What the task requires ::
Copy each line below in which the string "value" occurs.

(Web page and app entries)
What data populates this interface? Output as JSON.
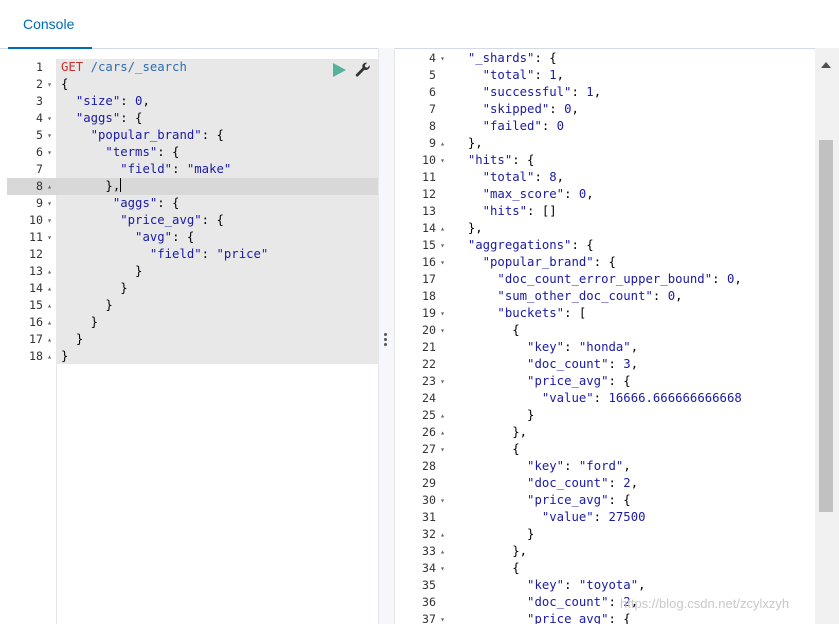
{
  "tab": {
    "label": "Console"
  },
  "request": {
    "lines": [
      {
        "n": "1",
        "fold": "",
        "html": "<span class=\"method\">GET</span> <span class=\"url\">/cars/_search</span>"
      },
      {
        "n": "2",
        "fold": "▾",
        "html": "<span class=\"plain\">{</span>"
      },
      {
        "n": "3",
        "fold": "",
        "html": "  <span class=\"str\">\"size\"</span><span class=\"plain\">: </span><span class=\"num\">0</span><span class=\"plain\">,</span>"
      },
      {
        "n": "4",
        "fold": "▾",
        "html": "  <span class=\"str\">\"aggs\"</span><span class=\"plain\">: {</span>"
      },
      {
        "n": "5",
        "fold": "▾",
        "html": "    <span class=\"str\">\"popular_brand\"</span><span class=\"plain\">: {</span>"
      },
      {
        "n": "6",
        "fold": "▾",
        "html": "      <span class=\"str\">\"terms\"</span><span class=\"plain\">: {</span>"
      },
      {
        "n": "7",
        "fold": "",
        "html": "        <span class=\"str\">\"field\"</span><span class=\"plain\">: </span><span class=\"str\">\"make\"</span>"
      },
      {
        "n": "8",
        "fold": "▴",
        "html": "      <span class=\"plain\">},</span><span class=\"cursor\"></span>",
        "active": true
      },
      {
        "n": "9",
        "fold": "▾",
        "html": "       <span class=\"str\">\"aggs\"</span><span class=\"plain\">: {</span>"
      },
      {
        "n": "10",
        "fold": "▾",
        "html": "        <span class=\"str\">\"price_avg\"</span><span class=\"plain\">: {</span>"
      },
      {
        "n": "11",
        "fold": "▾",
        "html": "          <span class=\"str\">\"avg\"</span><span class=\"plain\">: {</span>"
      },
      {
        "n": "12",
        "fold": "",
        "html": "            <span class=\"str\">\"field\"</span><span class=\"plain\">: </span><span class=\"str\">\"price\"</span>"
      },
      {
        "n": "13",
        "fold": "▴",
        "html": "          <span class=\"plain\">}</span>"
      },
      {
        "n": "14",
        "fold": "▴",
        "html": "        <span class=\"plain\">}</span>"
      },
      {
        "n": "15",
        "fold": "▴",
        "html": "      <span class=\"plain\">}</span>"
      },
      {
        "n": "16",
        "fold": "▴",
        "html": "    <span class=\"plain\">}</span>"
      },
      {
        "n": "17",
        "fold": "▴",
        "html": "  <span class=\"plain\">}</span>"
      },
      {
        "n": "18",
        "fold": "▴",
        "html": "<span class=\"plain\">}</span>"
      }
    ]
  },
  "response": {
    "lines": [
      {
        "n": "4",
        "fold": "▾",
        "html": "  <span class=\"str\">\"_shards\"</span><span class=\"plain\">: {</span>"
      },
      {
        "n": "5",
        "fold": "",
        "html": "    <span class=\"str\">\"total\"</span><span class=\"plain\">: </span><span class=\"num\">1</span><span class=\"plain\">,</span>"
      },
      {
        "n": "6",
        "fold": "",
        "html": "    <span class=\"str\">\"successful\"</span><span class=\"plain\">: </span><span class=\"num\">1</span><span class=\"plain\">,</span>"
      },
      {
        "n": "7",
        "fold": "",
        "html": "    <span class=\"str\">\"skipped\"</span><span class=\"plain\">: </span><span class=\"num\">0</span><span class=\"plain\">,</span>"
      },
      {
        "n": "8",
        "fold": "",
        "html": "    <span class=\"str\">\"failed\"</span><span class=\"plain\">: </span><span class=\"num\">0</span>"
      },
      {
        "n": "9",
        "fold": "▴",
        "html": "  <span class=\"plain\">},</span>"
      },
      {
        "n": "10",
        "fold": "▾",
        "html": "  <span class=\"str\">\"hits\"</span><span class=\"plain\">: {</span>"
      },
      {
        "n": "11",
        "fold": "",
        "html": "    <span class=\"str\">\"total\"</span><span class=\"plain\">: </span><span class=\"num\">8</span><span class=\"plain\">,</span>"
      },
      {
        "n": "12",
        "fold": "",
        "html": "    <span class=\"str\">\"max_score\"</span><span class=\"plain\">: </span><span class=\"num\">0</span><span class=\"plain\">,</span>"
      },
      {
        "n": "13",
        "fold": "",
        "html": "    <span class=\"str\">\"hits\"</span><span class=\"plain\">: []</span>"
      },
      {
        "n": "14",
        "fold": "▴",
        "html": "  <span class=\"plain\">},</span>"
      },
      {
        "n": "15",
        "fold": "▾",
        "html": "  <span class=\"str\">\"aggregations\"</span><span class=\"plain\">: {</span>"
      },
      {
        "n": "16",
        "fold": "▾",
        "html": "    <span class=\"str\">\"popular_brand\"</span><span class=\"plain\">: {</span>"
      },
      {
        "n": "17",
        "fold": "",
        "html": "      <span class=\"str\">\"doc_count_error_upper_bound\"</span><span class=\"plain\">: </span><span class=\"num\">0</span><span class=\"plain\">,</span>"
      },
      {
        "n": "18",
        "fold": "",
        "html": "      <span class=\"str\">\"sum_other_doc_count\"</span><span class=\"plain\">: </span><span class=\"num\">0</span><span class=\"plain\">,</span>"
      },
      {
        "n": "19",
        "fold": "▾",
        "html": "      <span class=\"str\">\"buckets\"</span><span class=\"plain\">: [</span>"
      },
      {
        "n": "20",
        "fold": "▾",
        "html": "        <span class=\"plain\">{</span>"
      },
      {
        "n": "21",
        "fold": "",
        "html": "          <span class=\"str\">\"key\"</span><span class=\"plain\">: </span><span class=\"str\">\"honda\"</span><span class=\"plain\">,</span>"
      },
      {
        "n": "22",
        "fold": "",
        "html": "          <span class=\"str\">\"doc_count\"</span><span class=\"plain\">: </span><span class=\"num\">3</span><span class=\"plain\">,</span>"
      },
      {
        "n": "23",
        "fold": "▾",
        "html": "          <span class=\"str\">\"price_avg\"</span><span class=\"plain\">: {</span>"
      },
      {
        "n": "24",
        "fold": "",
        "html": "            <span class=\"str\">\"value\"</span><span class=\"plain\">: </span><span class=\"num\">16666.666666666668</span>"
      },
      {
        "n": "25",
        "fold": "▴",
        "html": "          <span class=\"plain\">}</span>"
      },
      {
        "n": "26",
        "fold": "▴",
        "html": "        <span class=\"plain\">},</span>"
      },
      {
        "n": "27",
        "fold": "▾",
        "html": "        <span class=\"plain\">{</span>"
      },
      {
        "n": "28",
        "fold": "",
        "html": "          <span class=\"str\">\"key\"</span><span class=\"plain\">: </span><span class=\"str\">\"ford\"</span><span class=\"plain\">,</span>"
      },
      {
        "n": "29",
        "fold": "",
        "html": "          <span class=\"str\">\"doc_count\"</span><span class=\"plain\">: </span><span class=\"num\">2</span><span class=\"plain\">,</span>"
      },
      {
        "n": "30",
        "fold": "▾",
        "html": "          <span class=\"str\">\"price_avg\"</span><span class=\"plain\">: {</span>"
      },
      {
        "n": "31",
        "fold": "",
        "html": "            <span class=\"str\">\"value\"</span><span class=\"plain\">: </span><span class=\"num\">27500</span>"
      },
      {
        "n": "32",
        "fold": "▴",
        "html": "          <span class=\"plain\">}</span>"
      },
      {
        "n": "33",
        "fold": "▴",
        "html": "        <span class=\"plain\">},</span>"
      },
      {
        "n": "34",
        "fold": "▾",
        "html": "        <span class=\"plain\">{</span>"
      },
      {
        "n": "35",
        "fold": "",
        "html": "          <span class=\"str\">\"key\"</span><span class=\"plain\">: </span><span class=\"str\">\"toyota\"</span><span class=\"plain\">,</span>"
      },
      {
        "n": "36",
        "fold": "",
        "html": "          <span class=\"str\">\"doc_count\"</span><span class=\"plain\">: </span><span class=\"num\">2</span><span class=\"plain\">,</span>"
      },
      {
        "n": "37",
        "fold": "▾",
        "html": "          <span class=\"str\">\"price_avg\"</span><span class=\"plain\">: {</span>"
      }
    ]
  },
  "watermark": "https://blog.csdn.net/zcylxzyh",
  "icons": {
    "run": "play-icon",
    "settings": "wrench-icon"
  },
  "colors": {
    "accent": "#006bb4",
    "run": "#54b399",
    "method": "#c5302c",
    "string": "#1a1aa6"
  }
}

Completed exercise ::
        "html": "            <span class=\"str\">\"value\"</span><span class=\"plain\">: </span><span class=\"num\">16666.666666666668</span>"
        "html": "            <span class=\"str\">\"value\"</span><span class=\"plain\">: </span><span class=\"num\">27500</span>"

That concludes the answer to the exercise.